On the upload portion of Speedtest, T-Mobile was the fastest with an average speed of 8.6 Mbps, while AT&T came in second with 6 Mbps. Verizon once again was dead last with an average of 1.2 Mbps.
Echoing the Speedtest results, AT&T completed the app download test in 26 seconds, while T-Mobile took a little longer, completing the task in 33 seconds. Verizon and Sprint both took well over a minute with times of 1:28 and 1:48, respectively.
|Average Download||12.4 Mbps||17.4 Mbps||10.8 Mbps||30.2 Mbps|

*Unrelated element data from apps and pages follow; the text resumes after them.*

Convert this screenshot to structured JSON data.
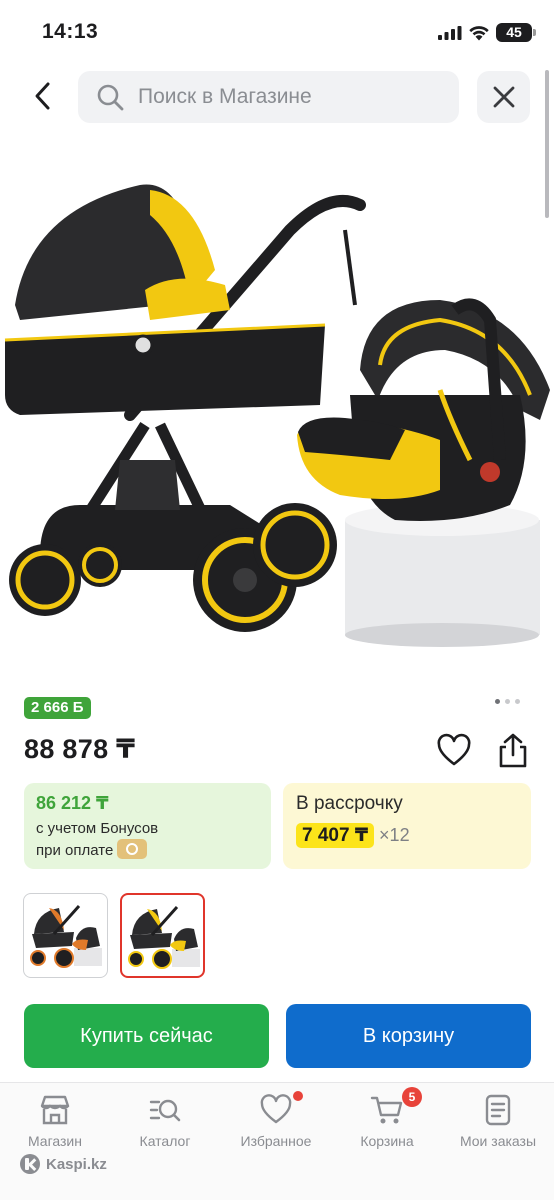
{
  "status_bar": {
    "time": "14:13",
    "battery": "45"
  },
  "search": {
    "placeholder": "Поиск в Магазине"
  },
  "product": {
    "bonus_badge": "2 666 Б",
    "price": "88 878 ₸",
    "bonus_card": {
      "amount": "86 212 ₸",
      "line1": "с учетом Бонусов",
      "line2": "при оплате"
    },
    "credit_card": {
      "title": "В рассрочку",
      "monthly": "7 407 ₸",
      "months": "×12"
    },
    "images": {
      "count": 3,
      "active_index": 0
    },
    "variants": [
      {
        "name": "orange",
        "color": "#e07a2a",
        "selected": false
      },
      {
        "name": "yellow",
        "color": "#f2c811",
        "selected": true
      }
    ]
  },
  "actions": {
    "buy_now": "Купить сейчас",
    "add_to_cart": "В корзину"
  },
  "tab_bar": {
    "items": [
      {
        "label": "Магазин",
        "icon": "store-icon"
      },
      {
        "label": "Каталог",
        "icon": "catalog-search-icon"
      },
      {
        "label": "Избранное",
        "icon": "heart-icon"
      },
      {
        "label": "Корзина",
        "icon": "cart-icon",
        "badge": "5"
      },
      {
        "label": "Мои заказы",
        "icon": "orders-icon"
      }
    ]
  },
  "brand": {
    "name": "Kaspi.kz"
  },
  "colors": {
    "bonus_green": "#3fa43a",
    "buy_green": "#24ad4c",
    "cart_blue": "#0f6ccc",
    "installment_yellow": "#fce41a",
    "badge_red": "#e8433a"
  }
}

|Average Upload||7.7 Mbps||7.2 Mbps||8.2 Mbps||15.3 Mbps|
Having now tested throughput in three cities across the country, one fact remains: Verizon’s network is the fastest. In Chicago, the carrier averaged a download speed of 30.2 Mbps. Coming in second was Sprint, which averaged 17.4 Mbps. AT&T came in third with an average of 12.4 Mbps, while T-Mobile brought up the rear with 10.8 Mbps.
The highest average upload speeds also went to Verizon, which led the pack at 15.3 Mbps. T-Mobile came in second with an average of 8.2 Mbps, while Sprint was the slowest at 7.2 Mbps.
Lastly, the download of Angry Birds was also the quickest on Verizon with an average of 36 seconds. Sprint had a solid showing with an average of 56 seconds for second place, while AT&T took an average of 1:21 seconds to complete the task.
Both Verizon and Sprint have implemented their next generation LTE networks (XLTE and Spark, respectively) in Chicago. Clearly, these network improvements make a huge difference, especially for Sprint, which came in dead last in our New York and San Francisco 4G tests.
Remember, all of these tests represent just a moment in time, and speeds may vary based on numerous factors. But right now, Verizon is the fastest in Chicago overall.